- Opening Delimiter -

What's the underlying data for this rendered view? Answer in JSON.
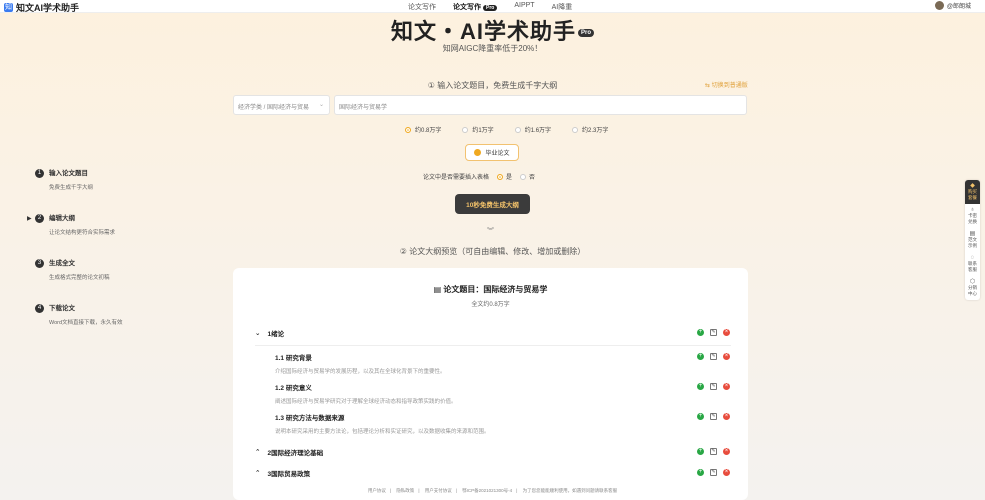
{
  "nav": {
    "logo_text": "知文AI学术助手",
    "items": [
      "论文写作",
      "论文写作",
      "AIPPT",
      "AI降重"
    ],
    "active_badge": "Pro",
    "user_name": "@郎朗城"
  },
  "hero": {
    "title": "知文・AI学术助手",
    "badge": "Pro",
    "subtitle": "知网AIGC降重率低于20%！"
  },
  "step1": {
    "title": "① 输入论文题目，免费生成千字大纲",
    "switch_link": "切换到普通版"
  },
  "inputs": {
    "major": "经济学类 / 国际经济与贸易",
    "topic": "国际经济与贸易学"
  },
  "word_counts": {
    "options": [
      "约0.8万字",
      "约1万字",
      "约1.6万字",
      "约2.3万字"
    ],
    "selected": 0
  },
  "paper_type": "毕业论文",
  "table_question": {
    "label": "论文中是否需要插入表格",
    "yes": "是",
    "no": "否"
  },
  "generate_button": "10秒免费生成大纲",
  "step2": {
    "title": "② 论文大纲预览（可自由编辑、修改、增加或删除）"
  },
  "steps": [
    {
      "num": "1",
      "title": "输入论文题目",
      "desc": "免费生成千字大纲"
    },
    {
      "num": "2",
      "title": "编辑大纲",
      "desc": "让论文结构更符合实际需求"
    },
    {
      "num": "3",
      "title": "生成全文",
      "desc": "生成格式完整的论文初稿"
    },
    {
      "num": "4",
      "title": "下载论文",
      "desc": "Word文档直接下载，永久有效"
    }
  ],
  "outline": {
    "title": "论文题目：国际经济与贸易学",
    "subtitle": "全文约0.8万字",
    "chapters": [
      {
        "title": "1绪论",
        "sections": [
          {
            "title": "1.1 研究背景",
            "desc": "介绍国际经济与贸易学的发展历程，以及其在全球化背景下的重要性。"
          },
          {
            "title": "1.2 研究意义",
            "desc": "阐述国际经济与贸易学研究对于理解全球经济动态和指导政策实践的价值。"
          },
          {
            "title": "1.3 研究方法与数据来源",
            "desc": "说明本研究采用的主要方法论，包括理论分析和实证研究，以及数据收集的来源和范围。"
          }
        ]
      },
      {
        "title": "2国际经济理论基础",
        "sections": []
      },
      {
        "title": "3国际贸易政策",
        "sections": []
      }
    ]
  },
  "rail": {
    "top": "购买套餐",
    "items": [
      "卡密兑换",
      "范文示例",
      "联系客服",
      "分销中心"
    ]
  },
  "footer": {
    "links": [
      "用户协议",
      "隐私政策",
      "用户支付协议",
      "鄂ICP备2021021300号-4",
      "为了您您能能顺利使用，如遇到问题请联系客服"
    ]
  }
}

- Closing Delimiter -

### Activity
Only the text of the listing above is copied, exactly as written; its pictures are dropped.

### Result
What's the underlying data for this rendered view? Answer in JSON.
{
  "nav": {
    "logo_text": "知文AI学术助手",
    "items": [
      "论文写作",
      "论文写作",
      "AIPPT",
      "AI降重"
    ],
    "active_badge": "Pro",
    "user_name": "@郎朗城"
  },
  "hero": {
    "title": "知文・AI学术助手",
    "badge": "Pro",
    "subtitle": "知网AIGC降重率低于20%！"
  },
  "step1": {
    "title": "① 输入论文题目，免费生成千字大纲",
    "switch_link": "切换到普通版"
  },
  "inputs": {
    "major": "经济学类 / 国际经济与贸易",
    "topic": "国际经济与贸易学"
  },
  "word_counts": {
    "options": [
      "约0.8万字",
      "约1万字",
      "约1.6万字",
      "约2.3万字"
    ],
    "selected": 0
  },
  "paper_type": "毕业论文",
  "table_question": {
    "label": "论文中是否需要插入表格",
    "yes": "是",
    "no": "否"
  },
  "generate_button": "10秒免费生成大纲",
  "step2": {
    "title": "② 论文大纲预览（可自由编辑、修改、增加或删除）"
  },
  "steps": [
    {
      "num": "1",
      "title": "输入论文题目",
      "desc": "免费生成千字大纲"
    },
    {
      "num": "2",
      "title": "编辑大纲",
      "desc": "让论文结构更符合实际需求"
    },
    {
      "num": "3",
      "title": "生成全文",
      "desc": "生成格式完整的论文初稿"
    },
    {
      "num": "4",
      "title": "下载论文",
      "desc": "Word文档直接下载，永久有效"
    }
  ],
  "outline": {
    "title": "论文题目：国际经济与贸易学",
    "subtitle": "全文约0.8万字",
    "chapters": [
      {
        "title": "1绪论",
        "sections": [
          {
            "title": "1.1 研究背景",
            "desc": "介绍国际经济与贸易学的发展历程，以及其在全球化背景下的重要性。"
          },
          {
            "title": "1.2 研究意义",
            "desc": "阐述国际经济与贸易学研究对于理解全球经济动态和指导政策实践的价值。"
          },
          {
            "title": "1.3 研究方法与数据来源",
            "desc": "说明本研究采用的主要方法论，包括理论分析和实证研究，以及数据收集的来源和范围。"
          }
        ]
      },
      {
        "title": "2国际经济理论基础",
        "sections": []
      },
      {
        "title": "3国际贸易政策",
        "sections": []
      }
    ]
  },
  "rail": {
    "top": "购买套餐",
    "items": [
      "卡密兑换",
      "范文示例",
      "联系客服",
      "分销中心"
    ]
  },
  "footer": {
    "links": [
      "用户协议",
      "隐私政策",
      "用户支付协议",
      "鄂ICP备2021021300号-4",
      "为了您您能能顺利使用，如遇到问题请联系客服"
    ]
  }
}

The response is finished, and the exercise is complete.